One final note. Students may have the best of intentions to work hard when they finish school to pay their debts down. But it’s a common occurrence during the college years that young men and women meet, grow in love, and marry shortly after they graduate. This is a beautiful thing, but it may throw a wrench into plans to pay off debt. While they both may have planned on working for a number of years, an early pregnancy may change all of those plans. Make sure that you take this possibility into account as you consider education and funding alternatives.
Choosing a College Wisely
One of the calls I received on a radio program came from a woman whose daughter had been admitted to one of the top music schools in the country. Unfortunately, the school wasn’t going to offer any scholarship money, and the total cost of the education was expected to be nearly $200,000.
The family had no savings that could be allocated for this purpose, so the woman wanted to know what I thought about borrowing the money so her daughter could attend the school.
My advice? I let her know that it was great that her daughter had the talent to be admitted to a top school, but given the family’s financial situation and the fact that the school wasn’t offering any scholarship money, I didn’t see how it was practical for either the parents or the daughter to end up with that level of debt. I suggested approaching a second-tier school where she might receive a substantial scholarship.
The listener wasn’t pleased. She asked how I could limit her daughter’s possibilities.
As a parent, I want certain outcomes from higher education for my children. I want a Catholic college or university to help my son or daughter develop into a Godly young adult with a deep love for Our Lord and the Catholic Church, and to be prepared to contribute to society as a responsible adult using his or her talents in an appropriate way. I can do that within my financial means, even if it requires giving up some of the prestige and trappings of expensive private universities, or perhaps delaying college to avoid costly debt.
If you are committed to a Catholic education but simply don’t have the resources, consider enrolling for the first two years to get a solid Catholic, liberal arts foundation and a healthy campus environment, then transfer to a state university to finish a major. Or consider a community college for the first two years, during which the student can continue to live at home and save money. Both options are not ideal, but they can be ways to dramatically reduce the overall cost of college.
It’s not easy for any parent to limit a son’s or daughter’s options, but fortunately there is a great variety of Catholic institutions available to Catholic families, including those that are profiled in this guide because of their outstanding Catholic identity.

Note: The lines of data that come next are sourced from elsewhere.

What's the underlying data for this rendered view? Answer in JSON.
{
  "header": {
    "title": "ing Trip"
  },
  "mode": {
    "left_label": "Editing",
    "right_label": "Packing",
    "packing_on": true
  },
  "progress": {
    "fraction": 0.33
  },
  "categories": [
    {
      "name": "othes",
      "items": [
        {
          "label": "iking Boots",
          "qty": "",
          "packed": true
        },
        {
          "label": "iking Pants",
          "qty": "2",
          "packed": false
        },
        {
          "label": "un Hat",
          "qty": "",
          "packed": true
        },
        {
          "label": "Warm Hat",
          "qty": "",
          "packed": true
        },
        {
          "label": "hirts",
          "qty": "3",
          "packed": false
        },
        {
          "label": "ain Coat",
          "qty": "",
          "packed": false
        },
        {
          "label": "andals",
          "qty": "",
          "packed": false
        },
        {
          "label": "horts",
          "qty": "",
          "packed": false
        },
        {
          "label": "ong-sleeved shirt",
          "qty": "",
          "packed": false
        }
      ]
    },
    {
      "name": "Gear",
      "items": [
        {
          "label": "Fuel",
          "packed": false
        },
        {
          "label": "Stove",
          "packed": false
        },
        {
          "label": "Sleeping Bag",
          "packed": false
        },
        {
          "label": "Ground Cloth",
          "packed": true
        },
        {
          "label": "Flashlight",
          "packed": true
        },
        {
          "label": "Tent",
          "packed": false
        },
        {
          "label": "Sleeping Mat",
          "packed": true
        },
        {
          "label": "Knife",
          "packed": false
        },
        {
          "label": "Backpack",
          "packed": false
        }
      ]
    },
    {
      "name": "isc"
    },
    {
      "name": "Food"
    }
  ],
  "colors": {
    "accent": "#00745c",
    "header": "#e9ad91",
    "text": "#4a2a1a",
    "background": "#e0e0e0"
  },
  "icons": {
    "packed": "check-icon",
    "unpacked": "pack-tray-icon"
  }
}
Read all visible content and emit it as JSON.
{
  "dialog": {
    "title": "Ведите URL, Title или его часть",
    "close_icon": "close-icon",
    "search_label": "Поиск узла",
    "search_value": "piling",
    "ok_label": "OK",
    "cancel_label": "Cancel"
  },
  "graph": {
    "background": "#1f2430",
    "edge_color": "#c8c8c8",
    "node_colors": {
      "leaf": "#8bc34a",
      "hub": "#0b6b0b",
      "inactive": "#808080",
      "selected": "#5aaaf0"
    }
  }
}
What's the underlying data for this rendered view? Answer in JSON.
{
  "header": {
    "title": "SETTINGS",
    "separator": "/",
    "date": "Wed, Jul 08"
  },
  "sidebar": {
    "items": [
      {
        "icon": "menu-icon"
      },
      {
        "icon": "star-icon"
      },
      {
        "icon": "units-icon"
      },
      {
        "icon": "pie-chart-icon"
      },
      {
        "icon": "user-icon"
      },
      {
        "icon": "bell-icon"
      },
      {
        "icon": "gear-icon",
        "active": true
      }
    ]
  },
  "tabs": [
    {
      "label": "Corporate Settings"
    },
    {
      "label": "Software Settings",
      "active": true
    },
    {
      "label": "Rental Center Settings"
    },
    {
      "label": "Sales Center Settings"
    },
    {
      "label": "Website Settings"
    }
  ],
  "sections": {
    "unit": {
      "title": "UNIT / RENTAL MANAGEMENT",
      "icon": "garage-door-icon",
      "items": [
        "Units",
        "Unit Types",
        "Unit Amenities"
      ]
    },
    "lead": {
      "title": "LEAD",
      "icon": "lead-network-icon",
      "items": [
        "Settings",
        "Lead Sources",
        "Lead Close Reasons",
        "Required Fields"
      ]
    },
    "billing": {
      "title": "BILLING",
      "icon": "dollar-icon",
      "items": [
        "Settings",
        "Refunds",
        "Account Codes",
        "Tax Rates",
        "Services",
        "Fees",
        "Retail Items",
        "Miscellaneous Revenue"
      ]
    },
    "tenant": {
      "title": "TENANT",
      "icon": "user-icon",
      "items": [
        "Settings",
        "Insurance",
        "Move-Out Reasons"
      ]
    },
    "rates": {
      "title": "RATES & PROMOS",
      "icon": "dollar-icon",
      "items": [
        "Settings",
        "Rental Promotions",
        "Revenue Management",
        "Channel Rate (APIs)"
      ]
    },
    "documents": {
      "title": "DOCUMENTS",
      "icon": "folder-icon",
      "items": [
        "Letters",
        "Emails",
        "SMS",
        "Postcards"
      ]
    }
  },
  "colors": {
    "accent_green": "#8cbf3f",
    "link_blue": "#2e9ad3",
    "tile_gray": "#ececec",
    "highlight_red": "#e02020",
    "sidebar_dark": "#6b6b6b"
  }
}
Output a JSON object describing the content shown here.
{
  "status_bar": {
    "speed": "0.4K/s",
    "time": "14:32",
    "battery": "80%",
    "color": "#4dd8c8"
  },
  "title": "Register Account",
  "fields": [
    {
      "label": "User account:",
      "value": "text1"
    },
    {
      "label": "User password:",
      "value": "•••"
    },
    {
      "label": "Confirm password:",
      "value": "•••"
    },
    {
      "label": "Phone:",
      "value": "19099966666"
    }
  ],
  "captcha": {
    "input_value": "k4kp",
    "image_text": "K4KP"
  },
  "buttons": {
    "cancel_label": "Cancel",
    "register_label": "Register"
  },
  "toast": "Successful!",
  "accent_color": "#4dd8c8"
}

And I have great news: many of the colleges and universities that are recommended in The Newman Guide are less expensive than comparable institutions, and Catholic educators are typically committed to helping families with generous financial aid packages.
If you can find what you need in one of these institutions, and you have planned carefully how to pay for it, then you will have invested wisely in the final preparation of a young man or woman to know, love and serve God.
Phil Lenahan, president of Veritas Financial Ministries, is a Catholic who has counseled many families on financial issues. His extensive background in accounting included overseeing the finances of a $250 million division of a Fortune 300 company. He is the author of Seven Steps to Becoming Financially Free: A Catholic Guide to Managing Your Money and a series of financial-advice materials published by Our Sunday Visitor.